Defoliation, dieback and mortality of Satsuma mandarin (Citrus unshiu), as well as kumquat (Fortunella margarita), in Chenggu County, Shaanxi Province, China was first noticed in 2006 and caused substantial economic losses to citrus production. The incidence of leaves infected approached 100% in some badly infected orchards. The disease prevailed only in late winter and early spring, where early symptoms were rounded and target-like spots on leaves. The disease was named target spot. Black conidiomata were observed on the upper surface of the leaves. A Cryptosporiopsis species was consistently recovered from the infected leaves, shoots, and branches. Koch's postulates were fulfilled by inoculating the conidial suspension of Cryptosporiopsis sp. onto the leaves of Satsuma mandarin.
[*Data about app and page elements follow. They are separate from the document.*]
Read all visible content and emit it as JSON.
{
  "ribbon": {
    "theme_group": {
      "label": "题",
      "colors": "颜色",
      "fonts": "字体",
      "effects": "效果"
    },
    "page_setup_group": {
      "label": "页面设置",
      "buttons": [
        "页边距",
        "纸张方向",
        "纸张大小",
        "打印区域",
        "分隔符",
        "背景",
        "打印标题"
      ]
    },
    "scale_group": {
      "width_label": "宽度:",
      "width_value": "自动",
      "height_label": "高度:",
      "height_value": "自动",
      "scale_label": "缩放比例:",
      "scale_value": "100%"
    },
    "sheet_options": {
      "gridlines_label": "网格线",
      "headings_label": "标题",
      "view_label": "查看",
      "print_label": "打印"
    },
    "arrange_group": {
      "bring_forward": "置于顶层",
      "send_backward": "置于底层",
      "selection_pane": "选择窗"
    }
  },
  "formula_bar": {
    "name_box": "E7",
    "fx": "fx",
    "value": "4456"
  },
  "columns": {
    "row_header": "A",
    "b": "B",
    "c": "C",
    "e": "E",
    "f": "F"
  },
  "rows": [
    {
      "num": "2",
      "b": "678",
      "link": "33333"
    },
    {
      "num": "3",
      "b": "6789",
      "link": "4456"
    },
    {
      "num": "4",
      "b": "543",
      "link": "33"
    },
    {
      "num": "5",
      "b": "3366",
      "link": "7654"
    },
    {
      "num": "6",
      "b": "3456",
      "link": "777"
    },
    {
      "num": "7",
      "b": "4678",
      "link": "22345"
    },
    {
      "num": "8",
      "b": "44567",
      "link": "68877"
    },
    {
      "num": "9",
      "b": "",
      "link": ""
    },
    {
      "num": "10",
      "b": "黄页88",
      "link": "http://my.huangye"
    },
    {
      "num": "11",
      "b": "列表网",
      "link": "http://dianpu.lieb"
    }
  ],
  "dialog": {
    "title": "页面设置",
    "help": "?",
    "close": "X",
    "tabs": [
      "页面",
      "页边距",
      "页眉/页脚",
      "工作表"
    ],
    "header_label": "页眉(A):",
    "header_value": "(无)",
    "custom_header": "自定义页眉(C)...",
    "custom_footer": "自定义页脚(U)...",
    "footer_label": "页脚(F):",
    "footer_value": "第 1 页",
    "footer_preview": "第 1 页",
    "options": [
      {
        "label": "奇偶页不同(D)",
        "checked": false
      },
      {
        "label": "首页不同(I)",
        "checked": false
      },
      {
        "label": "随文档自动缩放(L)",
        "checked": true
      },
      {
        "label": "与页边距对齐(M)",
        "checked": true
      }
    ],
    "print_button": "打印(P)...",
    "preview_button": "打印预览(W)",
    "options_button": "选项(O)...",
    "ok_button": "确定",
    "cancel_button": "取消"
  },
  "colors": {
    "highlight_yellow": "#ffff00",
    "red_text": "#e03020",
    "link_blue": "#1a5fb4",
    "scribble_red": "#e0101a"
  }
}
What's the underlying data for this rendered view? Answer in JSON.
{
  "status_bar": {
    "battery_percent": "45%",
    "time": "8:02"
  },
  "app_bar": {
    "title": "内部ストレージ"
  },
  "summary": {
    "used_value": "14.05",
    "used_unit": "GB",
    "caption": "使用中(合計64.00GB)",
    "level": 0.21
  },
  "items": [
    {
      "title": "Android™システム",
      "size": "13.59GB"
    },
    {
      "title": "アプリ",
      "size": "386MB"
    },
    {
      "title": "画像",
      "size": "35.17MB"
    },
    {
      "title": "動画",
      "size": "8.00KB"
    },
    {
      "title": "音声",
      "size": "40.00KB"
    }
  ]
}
Phylogenetic analysis based on LSU sequence data indicated that this taxon clustered in Cryptosporiopsis (teleomorph: Neofabraea, Dermateaceae). Phylogenetic analysis based on ITS, SSU, and TUB indicated that the isolates of Cryptosporiopsis sp. constituted a distinct clade. Further study also demonstrated that this taxon was morphologically distinct from other species of Cryptosporiopsis, thus suggesting it might belong to an undescribed species. The name Cryptosporiopsis citricarpa sp. nov. is given to accommodate the fungal pathogen in this study.
© 2012 The American Phytopathological Society